Send to

Choose Destination
Br J Clin Pharmacol. 2016 Mar;81(3):488-95. doi: 10.1111/bcp.12814. Epub 2015 Dec 15.

Pharmacological treatment of cardiac glycoside poisoning.

Author information

1
Medical School, Australian National University, Canberra, ACT, Australia, 2603.
2
Drug Health Clinical Services, Royal Prince Alfred Hospital, Camperdown, NSW, Australia, 2050.
3
Cardiology, National Hospital of Sri Lanka, Colombo, Sri Lanka and.
4
Clinical Toxicology and Emergency Medicine, Prince of Wales Hospital, Randwick, NSW, Australia.

Abstract

Cardiac glycosides are an important cause of poisoning, reflecting their widespread clinical usage and presence in natural sources. Poisoning can manifest as varying degrees of toxicity. Predominant clinical features include gastrointestinal signs, bradycardia and heart block. Death occurs from ventricular fibrillation or tachycardia. A wide range of treatments have been used, the more common including activated charcoal, atropine, β-adrenoceptor agonists, temporary pacing, anti-digoxin Fab and magnesium, and more novel agents include fructose-1,6-diphosphate (clinical trial in progress) and anticalin.
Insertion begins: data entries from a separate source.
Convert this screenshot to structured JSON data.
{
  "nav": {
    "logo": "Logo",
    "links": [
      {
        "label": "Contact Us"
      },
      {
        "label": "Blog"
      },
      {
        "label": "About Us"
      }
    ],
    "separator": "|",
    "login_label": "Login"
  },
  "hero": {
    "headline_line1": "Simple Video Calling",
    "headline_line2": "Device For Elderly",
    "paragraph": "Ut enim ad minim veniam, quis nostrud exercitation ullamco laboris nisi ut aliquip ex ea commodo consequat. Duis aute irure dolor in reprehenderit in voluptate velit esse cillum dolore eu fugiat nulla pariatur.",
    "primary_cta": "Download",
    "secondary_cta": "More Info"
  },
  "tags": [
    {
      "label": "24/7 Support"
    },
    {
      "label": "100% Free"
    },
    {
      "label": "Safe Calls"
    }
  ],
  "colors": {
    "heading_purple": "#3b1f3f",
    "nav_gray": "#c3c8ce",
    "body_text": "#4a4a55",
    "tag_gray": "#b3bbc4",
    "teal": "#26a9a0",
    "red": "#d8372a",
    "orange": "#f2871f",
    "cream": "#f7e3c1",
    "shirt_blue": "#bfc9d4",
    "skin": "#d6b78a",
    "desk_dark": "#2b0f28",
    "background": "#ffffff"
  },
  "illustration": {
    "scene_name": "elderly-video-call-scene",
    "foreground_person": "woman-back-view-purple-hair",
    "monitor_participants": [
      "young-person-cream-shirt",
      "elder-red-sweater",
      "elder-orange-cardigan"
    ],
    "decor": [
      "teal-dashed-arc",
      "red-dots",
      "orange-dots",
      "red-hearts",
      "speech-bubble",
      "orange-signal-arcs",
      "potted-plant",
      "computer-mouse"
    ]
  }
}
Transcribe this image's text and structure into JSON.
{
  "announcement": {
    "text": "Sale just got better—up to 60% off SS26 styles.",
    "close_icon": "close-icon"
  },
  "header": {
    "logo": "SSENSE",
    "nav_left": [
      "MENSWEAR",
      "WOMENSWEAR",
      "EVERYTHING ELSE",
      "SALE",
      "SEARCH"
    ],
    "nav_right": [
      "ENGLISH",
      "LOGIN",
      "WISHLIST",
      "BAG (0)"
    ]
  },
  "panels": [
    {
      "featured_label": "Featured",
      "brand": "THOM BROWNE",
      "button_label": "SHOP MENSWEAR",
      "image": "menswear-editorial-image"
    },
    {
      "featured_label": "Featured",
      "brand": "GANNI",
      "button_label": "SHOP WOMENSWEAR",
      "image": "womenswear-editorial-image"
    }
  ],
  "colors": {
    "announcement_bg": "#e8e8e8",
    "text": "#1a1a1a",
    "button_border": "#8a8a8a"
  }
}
However, even in the case of those treatments that have been in use for decades, there is debate regarding their efficacy, the indications and dosage that optimizes outcomes. This contributes to variability in use across the world. Another factor influencing usage is access. Barriers to access include the requirement for transfer to a specialized centre (for example, to receive temporary pacing) or financial resources (for example, anti-digoxin Fab in resource poor countries). Recent data suggest that existing methods for calculating the dose of anti-digoxin Fab in digoxin poisoning overstate the dose required, and that its efficacy may be minimal in patients with chronic digoxin poisoning. Cheaper and effective medicines are required, in particular for the treatment of yellow oleander poisoning which is problematic in resource poor countries.

KEYWORDS:

Fab; antibody; digoxin; oleander; pacing; toxicity

PMID:
26505271
PMCID:
PMC4767196
[Available on 2017-03-01]
DOI:
10.1111/bcp.12814
[Indexed for MEDLINE]
Free PMC Article

Supplemental Content

Full text links

Icon for Wiley Icon for PubMed Central
Loading ...
Support Center